I am successful in submitting a drawing to the local art centre's annual open submission exhibition, and find myself in a state of nervous anticipation regarding my attendance of the opening night, where I shall encounter the drawing in public for the first time, in the company of other artists, invited guests, and amongst other works.
The drawing is of a cloud formation entitled two clouds almost the same. It is now eight years old, made whilst living in very different circumstances, facts I did not disclose to the selection committee, and of the three entries that I submitted, was the only one to have been selected.
I am anxious as to how it will appear, and both dread, and look forward to seeing it. I had delivered it to the gallery in a portfolio, as it is as yet unframed, accompanied by two clips by which to suspend it, and a pair of white cotton gloves to be worn whilst handling it, together with an explanation of how I envisaged it to be hung. I need not have worried. The drawing hangs against the white wall, above an austere, darkly coloured abstract painting, and, as far as the somewhat crowded conditions allow, appears to have been hung sensitively enough.

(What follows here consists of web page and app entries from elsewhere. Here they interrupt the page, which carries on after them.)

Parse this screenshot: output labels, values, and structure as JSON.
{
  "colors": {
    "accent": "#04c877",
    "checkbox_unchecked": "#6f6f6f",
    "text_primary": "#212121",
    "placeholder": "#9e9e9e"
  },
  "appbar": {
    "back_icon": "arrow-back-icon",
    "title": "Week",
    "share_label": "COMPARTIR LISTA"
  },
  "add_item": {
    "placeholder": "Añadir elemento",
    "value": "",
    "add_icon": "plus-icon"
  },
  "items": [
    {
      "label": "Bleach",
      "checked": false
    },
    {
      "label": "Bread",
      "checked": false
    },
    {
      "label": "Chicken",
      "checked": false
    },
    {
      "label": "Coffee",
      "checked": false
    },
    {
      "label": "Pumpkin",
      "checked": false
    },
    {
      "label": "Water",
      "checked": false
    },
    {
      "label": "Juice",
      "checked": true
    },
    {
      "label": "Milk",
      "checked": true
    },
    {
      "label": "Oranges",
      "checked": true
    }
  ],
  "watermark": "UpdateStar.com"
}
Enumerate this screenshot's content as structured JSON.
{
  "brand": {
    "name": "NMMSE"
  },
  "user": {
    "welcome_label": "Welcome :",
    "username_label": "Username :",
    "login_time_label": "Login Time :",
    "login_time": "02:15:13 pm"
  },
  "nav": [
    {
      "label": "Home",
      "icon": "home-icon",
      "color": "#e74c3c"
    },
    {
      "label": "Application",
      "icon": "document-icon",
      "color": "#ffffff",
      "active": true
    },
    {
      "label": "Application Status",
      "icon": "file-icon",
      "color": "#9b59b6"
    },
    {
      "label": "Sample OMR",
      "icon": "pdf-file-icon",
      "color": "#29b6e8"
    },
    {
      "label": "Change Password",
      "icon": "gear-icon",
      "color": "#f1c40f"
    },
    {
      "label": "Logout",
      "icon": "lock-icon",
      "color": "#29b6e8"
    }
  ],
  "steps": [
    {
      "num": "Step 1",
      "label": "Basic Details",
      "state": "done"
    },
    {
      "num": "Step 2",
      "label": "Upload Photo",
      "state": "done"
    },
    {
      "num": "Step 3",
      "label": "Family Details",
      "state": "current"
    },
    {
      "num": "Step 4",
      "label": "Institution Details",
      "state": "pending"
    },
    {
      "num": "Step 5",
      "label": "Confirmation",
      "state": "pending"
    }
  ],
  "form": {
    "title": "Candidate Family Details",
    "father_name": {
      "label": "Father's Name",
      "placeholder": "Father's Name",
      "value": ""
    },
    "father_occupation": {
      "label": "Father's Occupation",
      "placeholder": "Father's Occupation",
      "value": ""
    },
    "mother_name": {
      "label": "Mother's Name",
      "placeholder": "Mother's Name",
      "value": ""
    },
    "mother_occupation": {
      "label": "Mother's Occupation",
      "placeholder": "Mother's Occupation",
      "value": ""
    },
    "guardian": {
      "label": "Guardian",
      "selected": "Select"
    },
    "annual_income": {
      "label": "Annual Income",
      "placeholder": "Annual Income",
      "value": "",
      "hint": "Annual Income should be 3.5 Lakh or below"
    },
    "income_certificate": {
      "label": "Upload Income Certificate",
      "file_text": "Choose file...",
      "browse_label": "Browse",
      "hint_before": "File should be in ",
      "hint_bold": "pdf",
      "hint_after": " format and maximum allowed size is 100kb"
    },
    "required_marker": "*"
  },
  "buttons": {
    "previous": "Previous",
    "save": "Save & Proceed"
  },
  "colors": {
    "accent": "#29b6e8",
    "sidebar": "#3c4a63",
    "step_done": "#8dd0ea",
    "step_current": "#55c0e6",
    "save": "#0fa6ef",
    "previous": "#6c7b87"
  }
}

Seeing it in the context of a group show is instructive. It looks succinct, conveys an air of stillness, reassures me that I am correct in judging it to be among my better drawings. I wish that I had been able to afford the expense of having it framed, which in my eyes would have conferred a sense of wholeness upon it, allowed it breathing space within the frame whilst quietly containing it, provided a critical distance from the viewer and the surrounding wall, finished it, so to speak. In conversation with another artist present, I find that he does not share my view, giving instead a refreshing and unexpected insight, although I remain unwilling to agree with him. We compare notes; I enquire about his painting, and we speak of the joy and pain in making art. I explain in brief terms my current inability to draw, confiding the age of the submitted drawing, and he offers me a solution, one which I had indeed thought of, written about, and almost determined to put into practise, a solution that I had employed once before in order to overcome a hiatus in my work, to wit, the drawing of clouds.
We move on, talk of other things, say our goodbyes, and I am left with a feeling of having had my previous intention endorsed, and, more importantly, with a sense of hope that I may be able to return to the drawing of cloud formations, my present fear of failure notwithstanding, secure in the knowledge that it is a fit subject for attention within the context of contemporary practices, even though I shall remain forever unable to produce works on a par with Constable's cloud studies, or Gerhard Richter's masterly paintings.